With regard to elongation (percent stretch), the TL showed greater elongation after cyclic loading and at failure compared with the PW, correlating with a greater stiffness in the PW. This finding rejected the null hypothesis with regard to elongation and stiffness. The observed elongation of the 2-junction techniques (which were representative of repair lengths used in vivo) of less than 10 mm after cycling is unlikely to have a significant effect on long-term function of the active unit; however, it may be useful information when surgically tensioning the myotendinous unit during surgery. Mean elongation at peak load less than 16 mm may be considered as reassurance that elongation capable of compromising the function of the motor unit is unlikely to occur in the submaximal load range.
Absolute values for the tested parameters performed in an ex vivo canine model may not be precisely applicable to human tendons. However, canine models of human flexor tendons are a common means by which meaningful conclusions with regard to human flexor tendon surgery have been drawn,
and the relative value of a biomechanical comparison of 2 tendon-prosthesis junction techniques may be less affected by the use of a representative model. Conclusions regarding rehabilitation protocols may only be applied to the durability of the proximal junction and more may be learned with a more extensive fatigue protocol.
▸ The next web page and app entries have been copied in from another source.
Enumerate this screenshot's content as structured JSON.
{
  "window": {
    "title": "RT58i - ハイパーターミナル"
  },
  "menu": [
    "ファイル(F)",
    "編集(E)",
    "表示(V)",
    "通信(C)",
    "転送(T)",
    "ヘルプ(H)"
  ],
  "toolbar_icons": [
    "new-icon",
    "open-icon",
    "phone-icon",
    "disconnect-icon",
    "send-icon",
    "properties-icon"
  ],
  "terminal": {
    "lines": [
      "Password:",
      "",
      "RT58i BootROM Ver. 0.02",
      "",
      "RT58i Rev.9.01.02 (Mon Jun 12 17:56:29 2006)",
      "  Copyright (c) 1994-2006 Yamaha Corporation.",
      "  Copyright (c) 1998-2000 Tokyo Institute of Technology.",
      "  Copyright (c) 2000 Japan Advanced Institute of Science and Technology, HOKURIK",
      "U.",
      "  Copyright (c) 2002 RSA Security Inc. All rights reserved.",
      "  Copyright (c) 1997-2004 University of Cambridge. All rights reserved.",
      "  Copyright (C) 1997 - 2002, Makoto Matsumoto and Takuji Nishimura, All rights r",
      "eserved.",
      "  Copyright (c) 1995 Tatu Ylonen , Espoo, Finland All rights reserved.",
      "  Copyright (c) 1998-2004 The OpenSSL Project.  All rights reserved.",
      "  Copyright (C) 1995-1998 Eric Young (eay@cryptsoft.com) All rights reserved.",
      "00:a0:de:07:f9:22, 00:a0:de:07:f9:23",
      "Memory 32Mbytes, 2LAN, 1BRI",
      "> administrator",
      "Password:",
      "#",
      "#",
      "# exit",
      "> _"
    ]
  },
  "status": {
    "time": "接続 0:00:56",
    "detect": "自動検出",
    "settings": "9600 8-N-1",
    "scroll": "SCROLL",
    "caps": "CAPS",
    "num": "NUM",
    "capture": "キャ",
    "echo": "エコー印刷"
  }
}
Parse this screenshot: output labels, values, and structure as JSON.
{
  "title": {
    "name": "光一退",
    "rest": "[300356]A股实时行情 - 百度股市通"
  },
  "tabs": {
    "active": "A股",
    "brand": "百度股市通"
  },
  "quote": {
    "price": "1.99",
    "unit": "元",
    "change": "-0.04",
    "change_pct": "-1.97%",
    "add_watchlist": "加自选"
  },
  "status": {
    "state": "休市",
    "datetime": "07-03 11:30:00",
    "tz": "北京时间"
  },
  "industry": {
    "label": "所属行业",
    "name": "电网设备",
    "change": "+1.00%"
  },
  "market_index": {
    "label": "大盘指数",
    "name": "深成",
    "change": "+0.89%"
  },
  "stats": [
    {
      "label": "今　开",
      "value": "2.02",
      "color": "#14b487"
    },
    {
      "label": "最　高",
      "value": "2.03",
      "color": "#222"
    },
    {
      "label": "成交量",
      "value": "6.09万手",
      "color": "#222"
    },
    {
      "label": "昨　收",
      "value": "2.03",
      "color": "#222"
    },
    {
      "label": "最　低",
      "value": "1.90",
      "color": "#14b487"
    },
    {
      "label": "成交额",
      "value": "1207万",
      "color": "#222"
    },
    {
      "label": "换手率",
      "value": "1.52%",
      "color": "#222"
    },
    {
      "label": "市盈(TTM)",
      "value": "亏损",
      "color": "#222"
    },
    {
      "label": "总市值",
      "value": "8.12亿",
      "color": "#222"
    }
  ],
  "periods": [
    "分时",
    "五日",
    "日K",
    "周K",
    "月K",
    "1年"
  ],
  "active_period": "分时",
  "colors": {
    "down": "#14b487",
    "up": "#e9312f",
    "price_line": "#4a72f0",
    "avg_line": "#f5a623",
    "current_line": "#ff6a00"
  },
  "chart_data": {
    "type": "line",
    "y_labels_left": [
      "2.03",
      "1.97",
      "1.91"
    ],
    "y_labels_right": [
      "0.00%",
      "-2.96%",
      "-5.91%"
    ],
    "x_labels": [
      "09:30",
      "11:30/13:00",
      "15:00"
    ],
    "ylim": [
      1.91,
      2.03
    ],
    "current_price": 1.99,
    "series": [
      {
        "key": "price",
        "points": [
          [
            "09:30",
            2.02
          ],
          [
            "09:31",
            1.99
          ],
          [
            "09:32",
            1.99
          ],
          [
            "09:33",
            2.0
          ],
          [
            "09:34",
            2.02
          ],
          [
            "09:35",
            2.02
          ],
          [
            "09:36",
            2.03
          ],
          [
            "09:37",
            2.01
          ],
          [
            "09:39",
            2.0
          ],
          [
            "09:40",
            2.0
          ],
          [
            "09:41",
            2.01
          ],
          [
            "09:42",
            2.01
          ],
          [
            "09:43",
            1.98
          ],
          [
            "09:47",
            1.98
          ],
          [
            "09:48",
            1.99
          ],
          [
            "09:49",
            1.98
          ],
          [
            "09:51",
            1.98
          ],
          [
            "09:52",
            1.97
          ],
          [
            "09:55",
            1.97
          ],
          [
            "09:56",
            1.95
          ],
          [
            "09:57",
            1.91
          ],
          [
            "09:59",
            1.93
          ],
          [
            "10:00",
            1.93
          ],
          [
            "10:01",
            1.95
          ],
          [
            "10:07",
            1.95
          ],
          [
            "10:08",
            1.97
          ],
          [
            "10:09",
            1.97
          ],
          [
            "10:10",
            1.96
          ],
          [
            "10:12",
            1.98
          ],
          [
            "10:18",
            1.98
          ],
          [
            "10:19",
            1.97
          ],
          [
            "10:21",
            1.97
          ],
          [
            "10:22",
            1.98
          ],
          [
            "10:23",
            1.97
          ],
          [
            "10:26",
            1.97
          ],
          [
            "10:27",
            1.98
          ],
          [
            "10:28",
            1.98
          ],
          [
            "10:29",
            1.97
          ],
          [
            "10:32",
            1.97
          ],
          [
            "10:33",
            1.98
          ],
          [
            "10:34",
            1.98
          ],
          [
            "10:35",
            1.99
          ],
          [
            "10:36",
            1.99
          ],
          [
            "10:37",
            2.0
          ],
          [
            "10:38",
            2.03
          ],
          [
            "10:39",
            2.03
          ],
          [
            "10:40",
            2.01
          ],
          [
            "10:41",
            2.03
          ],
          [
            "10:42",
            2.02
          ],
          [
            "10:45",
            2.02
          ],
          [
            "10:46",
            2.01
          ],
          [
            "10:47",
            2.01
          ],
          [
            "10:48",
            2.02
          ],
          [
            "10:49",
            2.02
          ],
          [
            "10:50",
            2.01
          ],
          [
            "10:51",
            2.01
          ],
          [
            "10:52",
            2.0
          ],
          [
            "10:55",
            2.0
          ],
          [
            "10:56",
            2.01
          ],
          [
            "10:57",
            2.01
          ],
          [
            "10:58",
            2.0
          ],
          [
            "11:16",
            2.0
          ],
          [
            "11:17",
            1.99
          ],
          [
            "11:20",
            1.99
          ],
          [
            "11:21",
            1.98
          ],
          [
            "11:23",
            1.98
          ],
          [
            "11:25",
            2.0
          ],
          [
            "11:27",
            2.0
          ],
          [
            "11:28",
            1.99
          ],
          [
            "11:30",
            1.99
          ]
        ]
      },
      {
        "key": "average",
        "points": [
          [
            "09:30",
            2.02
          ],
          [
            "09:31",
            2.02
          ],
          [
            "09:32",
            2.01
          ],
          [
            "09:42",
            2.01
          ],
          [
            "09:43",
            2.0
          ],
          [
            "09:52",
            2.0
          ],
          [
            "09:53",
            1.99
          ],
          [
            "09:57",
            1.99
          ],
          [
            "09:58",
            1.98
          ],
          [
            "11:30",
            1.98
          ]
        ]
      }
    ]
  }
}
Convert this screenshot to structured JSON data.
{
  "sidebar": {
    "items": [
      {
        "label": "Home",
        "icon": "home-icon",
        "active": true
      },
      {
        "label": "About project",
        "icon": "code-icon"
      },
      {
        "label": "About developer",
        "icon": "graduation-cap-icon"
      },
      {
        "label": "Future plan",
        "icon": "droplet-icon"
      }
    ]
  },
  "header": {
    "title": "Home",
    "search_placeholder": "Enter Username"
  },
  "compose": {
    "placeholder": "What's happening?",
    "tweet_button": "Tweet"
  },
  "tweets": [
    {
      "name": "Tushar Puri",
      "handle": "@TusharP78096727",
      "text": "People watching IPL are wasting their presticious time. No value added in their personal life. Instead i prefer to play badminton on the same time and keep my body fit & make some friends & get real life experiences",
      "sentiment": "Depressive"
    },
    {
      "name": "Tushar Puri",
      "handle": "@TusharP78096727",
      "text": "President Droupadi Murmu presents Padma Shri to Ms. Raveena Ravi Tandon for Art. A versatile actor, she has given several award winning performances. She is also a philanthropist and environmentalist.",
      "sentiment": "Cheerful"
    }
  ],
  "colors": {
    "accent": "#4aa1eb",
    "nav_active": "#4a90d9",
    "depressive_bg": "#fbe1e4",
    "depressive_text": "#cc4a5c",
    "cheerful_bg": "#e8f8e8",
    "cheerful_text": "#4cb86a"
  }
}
However, such a protocol would be limited ex vivo owing to the absence of biological factors important to biomechanical properties of tendons and tendon healing in this regard. Although care was taken to apply only enough glue to the referencing beads necessary to achieve adhesion, it is possible that the glue could have local effects on tendon elasticity. Prior models have used a similar technique.
Further work investigating the biomechanical characteristics of the distal interface is needed. Based on data obtained in this experiment coupled with experience from surgeons using tendon prostheses for extended durations, indications for use of the active tendon implant may be expanded. The ultimate objective of this and future investigations is to use a prosthesis as a permanent replacement; thus, reliable junctions at the bone and soft tissue interfaces are critical to success.
Flexor-tendon reconstruction in severely damaged hands. A two-stage procedure using a silicone-Dacron reinforced gliding prosthesis prior to tendon grafting.